There are many laws on the books that are outdated and simply unjust. Typically it is up the legislature to remedy this problem. However, much of the law we have has developed from what is called “the common law,” or the legislature is simply unaware of certain bad laws. As the Courts hear cases, opinions are issued from the appellate courts and a body of law begins to develop. There are numerous areas of our law that are simply not fair. In an attempt to remedy some of these injustices, Mr. Prisbrey has filed numerous appellate cases with the Utah Court of Appeals and Utah Supreme Court over the years. Several of these cases have been instrumental in the development of personal injury law as well as workers’ compensation law. Below are the links
to several of those cases:
Hale v. Beckstead View PDF
(The Utah Supreme Court held that it is inappropriate to dismiss a premises liability case solely because the danger encountered was open and obvious. The Court must consider all factors involved in the case.)
Kessler v. Mortenson View PDF
(The Utah Supreme Court held that the law prior to Kessler, which provided no cause of action for a child injured on a construction site was wrong. The Supreme Court reversed this law, granting a cause of action to such a child and also firmly establishing the “Attractive Nuisance Doctrine.”)
Sizzler Restaurant v. Thomas View PDF

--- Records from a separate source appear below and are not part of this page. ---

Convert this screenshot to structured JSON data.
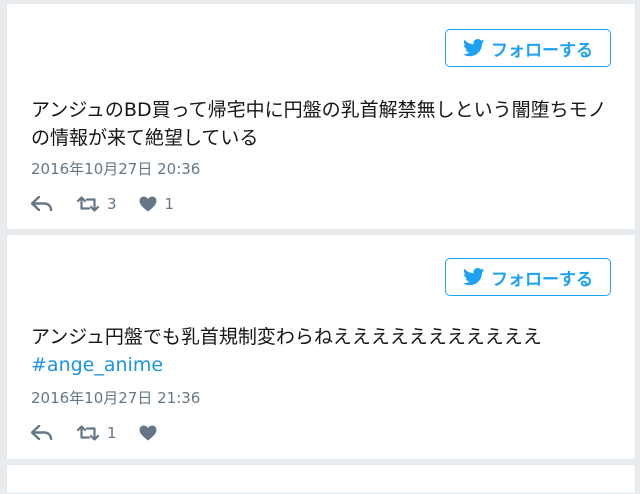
{
  "tweets": [
    {
      "follow_label": "フォローする",
      "text": "アンジュのBD買って帰宅中に円盤の乳首解禁無しという闇堕ちモノの情報が来て絶望している",
      "hashtag": "",
      "timestamp": "2016年10月27日 20:36",
      "retweet_count": "3",
      "like_count": "1"
    },
    {
      "follow_label": "フォローする",
      "text": "アンジュ円盤でも乳首規制変わらねえええええええええええ",
      "hashtag": "#ange_anime",
      "timestamp": "2016年10月27日 21:36",
      "retweet_count": "1",
      "like_count": ""
    }
  ],
  "icons": {
    "follow": "twitter-bird-icon",
    "reply": "reply-arrow-icon",
    "retweet": "retweet-icon",
    "like": "heart-icon"
  },
  "colors": {
    "accent": "#1da1f2",
    "hashtag": "#1b95e0",
    "muted": "#657786",
    "text": "#14171a",
    "background": "#e9ecef"
  }
}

(The Utah Court of Appeals interpreted for the first time the 1994 Utah permanent total disability statute. In that case, definitive guidelines were established as to a viable vocational rehabilitation plan in a workers’ compensation setting).
Depew v. Sullivan View PDF

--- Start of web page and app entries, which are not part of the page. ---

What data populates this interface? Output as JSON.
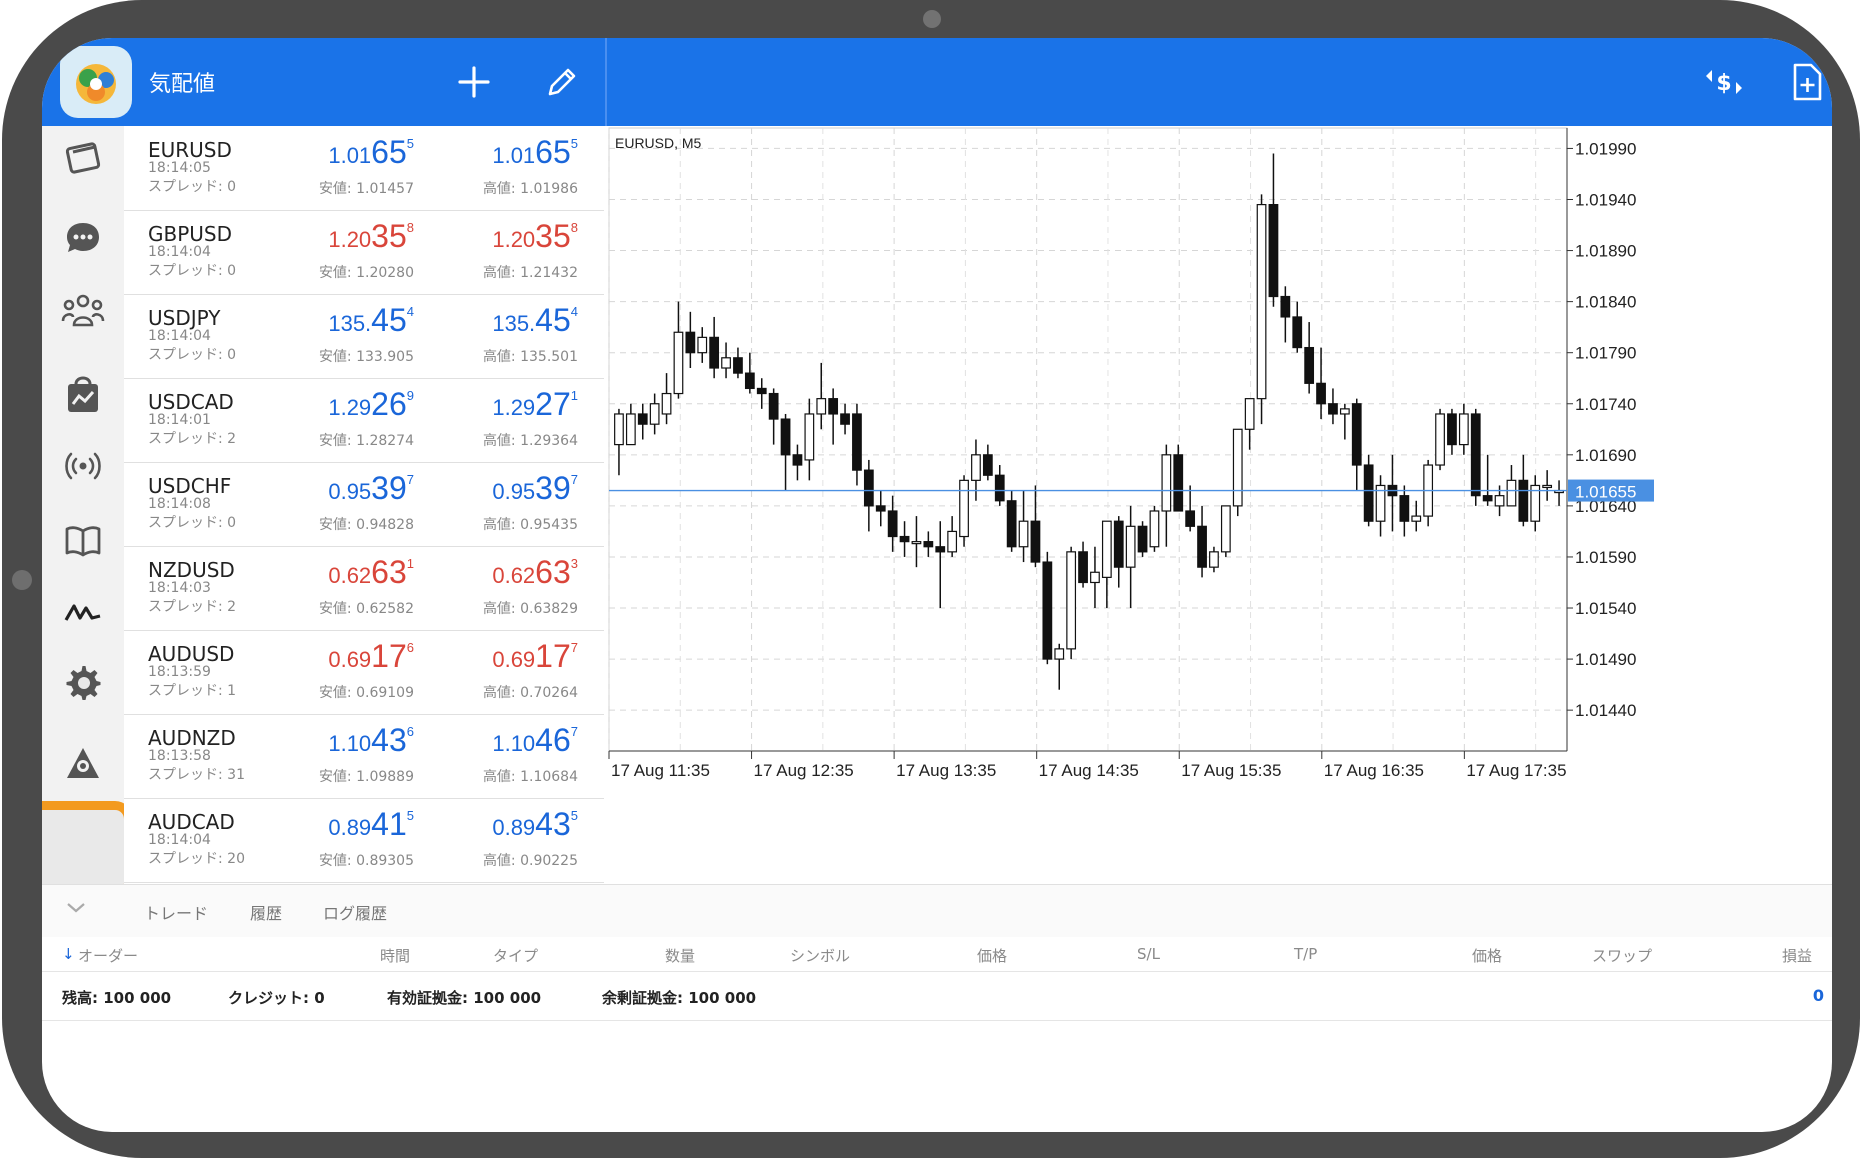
{
  "app": {
    "title": "気配値"
  },
  "quotes": [
    {
      "symbol": "EURUSD",
      "time": "18:14:05",
      "spread_label": "スプレッド: 0",
      "bid": {
        "a": "1.01",
        "b": "65",
        "c": "5"
      },
      "ask": {
        "a": "1.01",
        "b": "65",
        "c": "5"
      },
      "low": "安値: 1.01457",
      "high": "高値: 1.01986",
      "color": "#1a66d9"
    },
    {
      "symbol": "GBPUSD",
      "time": "18:14:04",
      "spread_label": "スプレッド: 0",
      "bid": {
        "a": "1.20",
        "b": "35",
        "c": "8"
      },
      "ask": {
        "a": "1.20",
        "b": "35",
        "c": "8"
      },
      "low": "安値: 1.20280",
      "high": "高値: 1.21432",
      "color": "#d9453a"
    },
    {
      "symbol": "USDJPY",
      "time": "18:14:04",
      "spread_label": "スプレッド: 0",
      "bid": {
        "a": "135.",
        "b": "45",
        "c": "4"
      },
      "ask": {
        "a": "135.",
        "b": "45",
        "c": "4"
      },
      "low": "安値: 133.905",
      "high": "高値: 135.501",
      "color": "#1a66d9"
    },
    {
      "symbol": "USDCAD",
      "time": "18:14:01",
      "spread_label": "スプレッド: 2",
      "bid": {
        "a": "1.29",
        "b": "26",
        "c": "9"
      },
      "ask": {
        "a": "1.29",
        "b": "27",
        "c": "1"
      },
      "low": "安値: 1.28274",
      "high": "高値: 1.29364",
      "color": "#1a66d9"
    },
    {
      "symbol": "USDCHF",
      "time": "18:14:08",
      "spread_label": "スプレッド: 0",
      "bid": {
        "a": "0.95",
        "b": "39",
        "c": "7"
      },
      "ask": {
        "a": "0.95",
        "b": "39",
        "c": "7"
      },
      "low": "安値: 0.94828",
      "high": "高値: 0.95435",
      "color": "#1a66d9"
    },
    {
      "symbol": "NZDUSD",
      "time": "18:14:03",
      "spread_label": "スプレッド: 2",
      "bid": {
        "a": "0.62",
        "b": "63",
        "c": "1"
      },
      "ask": {
        "a": "0.62",
        "b": "63",
        "c": "3"
      },
      "low": "安値: 0.62582",
      "high": "高値: 0.63829",
      "color": "#d9453a"
    },
    {
      "symbol": "AUDUSD",
      "time": "18:13:59",
      "spread_label": "スプレッド: 1",
      "bid": {
        "a": "0.69",
        "b": "17",
        "c": "6"
      },
      "ask": {
        "a": "0.69",
        "b": "17",
        "c": "7"
      },
      "low": "安値: 0.69109",
      "high": "高値: 0.70264",
      "color": "#d9453a"
    },
    {
      "symbol": "AUDNZD",
      "time": "18:13:58",
      "spread_label": "スプレッド: 31",
      "bid": {
        "a": "1.10",
        "b": "43",
        "c": "6"
      },
      "ask": {
        "a": "1.10",
        "b": "46",
        "c": "7"
      },
      "low": "安値: 1.09889",
      "high": "高値: 1.10684",
      "color": "#1a66d9"
    },
    {
      "symbol": "AUDCAD",
      "time": "18:14:04",
      "spread_label": "スプレッド: 20",
      "bid": {
        "a": "0.89",
        "b": "41",
        "c": "5"
      },
      "ask": {
        "a": "0.89",
        "b": "43",
        "c": "5"
      },
      "low": "安値: 0.89305",
      "high": "高値: 0.90225",
      "color": "#1a66d9"
    }
  ],
  "chart_data": {
    "type": "candlestick",
    "title": "EURUSD, M5",
    "current_price": "1.01655",
    "ylim": [
      1.014,
      1.0201
    ],
    "y_ticks": [
      "1.01990",
      "1.01940",
      "1.01890",
      "1.01840",
      "1.01790",
      "1.01740",
      "1.01690",
      "1.01640",
      "1.01590",
      "1.01540",
      "1.01490",
      "1.01440"
    ],
    "x_ticks": [
      "17 Aug 11:35",
      "17 Aug 12:35",
      "17 Aug 13:35",
      "17 Aug 14:35",
      "17 Aug 15:35",
      "17 Aug 16:35",
      "17 Aug 17:35"
    ],
    "candles": [
      [
        1.017,
        1.01735,
        1.0167,
        1.0173
      ],
      [
        1.017,
        1.0174,
        1.017,
        1.0173
      ],
      [
        1.0173,
        1.0174,
        1.01705,
        1.0172
      ],
      [
        1.0172,
        1.0175,
        1.0171,
        1.0174
      ],
      [
        1.0173,
        1.0177,
        1.0172,
        1.0175
      ],
      [
        1.0175,
        1.0184,
        1.01745,
        1.0181
      ],
      [
        1.0181,
        1.0183,
        1.01775,
        1.0179
      ],
      [
        1.0179,
        1.01815,
        1.0178,
        1.01805
      ],
      [
        1.01805,
        1.01825,
        1.01765,
        1.01775
      ],
      [
        1.01775,
        1.018,
        1.01765,
        1.01785
      ],
      [
        1.01785,
        1.01795,
        1.01765,
        1.0177
      ],
      [
        1.0177,
        1.0179,
        1.0175,
        1.01755
      ],
      [
        1.01755,
        1.01765,
        1.01735,
        1.0175
      ],
      [
        1.0175,
        1.01755,
        1.017,
        1.01725
      ],
      [
        1.01725,
        1.0173,
        1.01655,
        1.0169
      ],
      [
        1.0169,
        1.017,
        1.01665,
        1.0168
      ],
      [
        1.01685,
        1.01745,
        1.01665,
        1.0173
      ],
      [
        1.0173,
        1.0178,
        1.01715,
        1.01745
      ],
      [
        1.01745,
        1.01755,
        1.017,
        1.0173
      ],
      [
        1.0173,
        1.0174,
        1.0171,
        1.0172
      ],
      [
        1.0173,
        1.0174,
        1.0166,
        1.01675
      ],
      [
        1.01675,
        1.01685,
        1.01615,
        1.0164
      ],
      [
        1.0164,
        1.01655,
        1.0162,
        1.01635
      ],
      [
        1.01635,
        1.0165,
        1.01595,
        1.0161
      ],
      [
        1.0161,
        1.01625,
        1.0159,
        1.01605
      ],
      [
        1.01605,
        1.0163,
        1.0158,
        1.01605
      ],
      [
        1.01605,
        1.01615,
        1.0159,
        1.016
      ],
      [
        1.016,
        1.01625,
        1.0154,
        1.01595
      ],
      [
        1.01595,
        1.0163,
        1.0159,
        1.01615
      ],
      [
        1.0161,
        1.0167,
        1.016,
        1.01665
      ],
      [
        1.01665,
        1.01705,
        1.01645,
        1.0169
      ],
      [
        1.0169,
        1.017,
        1.01665,
        1.0167
      ],
      [
        1.0167,
        1.0168,
        1.0164,
        1.01645
      ],
      [
        1.01645,
        1.01655,
        1.01595,
        1.016
      ],
      [
        1.016,
        1.01655,
        1.01585,
        1.01625
      ],
      [
        1.01625,
        1.0166,
        1.0158,
        1.01585
      ],
      [
        1.01585,
        1.01595,
        1.01485,
        1.0149
      ],
      [
        1.0149,
        1.01505,
        1.0146,
        1.015
      ],
      [
        1.015,
        1.016,
        1.0149,
        1.01595
      ],
      [
        1.01595,
        1.01605,
        1.0156,
        1.01565
      ],
      [
        1.01565,
        1.016,
        1.0154,
        1.01575
      ],
      [
        1.0157,
        1.01625,
        1.0154,
        1.01625
      ],
      [
        1.01625,
        1.0163,
        1.0156,
        1.0158
      ],
      [
        1.0158,
        1.0164,
        1.0154,
        1.0162
      ],
      [
        1.0162,
        1.01625,
        1.0159,
        1.01595
      ],
      [
        1.016,
        1.0164,
        1.01595,
        1.01635
      ],
      [
        1.01635,
        1.017,
        1.016,
        1.0169
      ],
      [
        1.0169,
        1.017,
        1.01635,
        1.01635
      ],
      [
        1.01635,
        1.0166,
        1.01615,
        1.0162
      ],
      [
        1.0162,
        1.0164,
        1.0157,
        1.0158
      ],
      [
        1.0158,
        1.016,
        1.01575,
        1.01595
      ],
      [
        1.01595,
        1.0164,
        1.0159,
        1.0164
      ],
      [
        1.0164,
        1.0171,
        1.0163,
        1.01715
      ],
      [
        1.01715,
        1.01745,
        1.01695,
        1.01745
      ],
      [
        1.01745,
        1.01945,
        1.0172,
        1.01935
      ],
      [
        1.01935,
        1.01985,
        1.01835,
        1.01845
      ],
      [
        1.01845,
        1.01855,
        1.018,
        1.01825
      ],
      [
        1.01825,
        1.0184,
        1.0179,
        1.01795
      ],
      [
        1.01795,
        1.0182,
        1.0175,
        1.0176
      ],
      [
        1.0176,
        1.01795,
        1.01725,
        1.0174
      ],
      [
        1.0174,
        1.01755,
        1.0172,
        1.0173
      ],
      [
        1.0173,
        1.0174,
        1.01705,
        1.01735
      ],
      [
        1.0174,
        1.01745,
        1.01655,
        1.0168
      ],
      [
        1.0168,
        1.0169,
        1.0162,
        1.01625
      ],
      [
        1.01625,
        1.0167,
        1.0161,
        1.0166
      ],
      [
        1.0166,
        1.0169,
        1.01615,
        1.0165
      ],
      [
        1.0165,
        1.0166,
        1.0161,
        1.01625
      ],
      [
        1.01625,
        1.01645,
        1.01615,
        1.0163
      ],
      [
        1.0163,
        1.01685,
        1.0162,
        1.0168
      ],
      [
        1.0168,
        1.01735,
        1.01675,
        1.0173
      ],
      [
        1.0173,
        1.01735,
        1.0169,
        1.017
      ],
      [
        1.017,
        1.0174,
        1.0169,
        1.0173
      ],
      [
        1.0173,
        1.01735,
        1.0164,
        1.0165
      ],
      [
        1.0165,
        1.0169,
        1.0164,
        1.01645
      ],
      [
        1.0164,
        1.0166,
        1.0163,
        1.0165
      ],
      [
        1.0164,
        1.0168,
        1.0164,
        1.01665
      ],
      [
        1.01665,
        1.0169,
        1.0162,
        1.01625
      ],
      [
        1.01625,
        1.0167,
        1.01615,
        1.0166
      ],
      [
        1.0166,
        1.01675,
        1.01645,
        1.0166
      ],
      [
        1.01655,
        1.01665,
        1.0164,
        1.01655
      ]
    ]
  },
  "tabs": {
    "trade": "トレード",
    "history": "履歴",
    "log": "ログ履歴"
  },
  "columns": {
    "order": "オーダー",
    "time": "時間",
    "type": "タイプ",
    "volume": "数量",
    "symbol": "シンボル",
    "price": "価格",
    "sl": "S/L",
    "tp": "T/P",
    "price2": "価格",
    "swap": "スワップ",
    "profit": "損益"
  },
  "summary": {
    "balance": "残高:  100 000",
    "credit": "クレジット:  0",
    "equity": "有効証拠金:  100 000",
    "free_margin": "余剰証拠金:  100 000",
    "total": "0"
  },
  "colors": {
    "accent": "#1a73e8",
    "up": "#1a66d9",
    "down": "#d9453a",
    "highlight": "#f39a1f"
  }
}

(The Utah Court of Appeals established the framework of questions which are permissible to ask of a jury in a personal injury case, specifically relating to religion).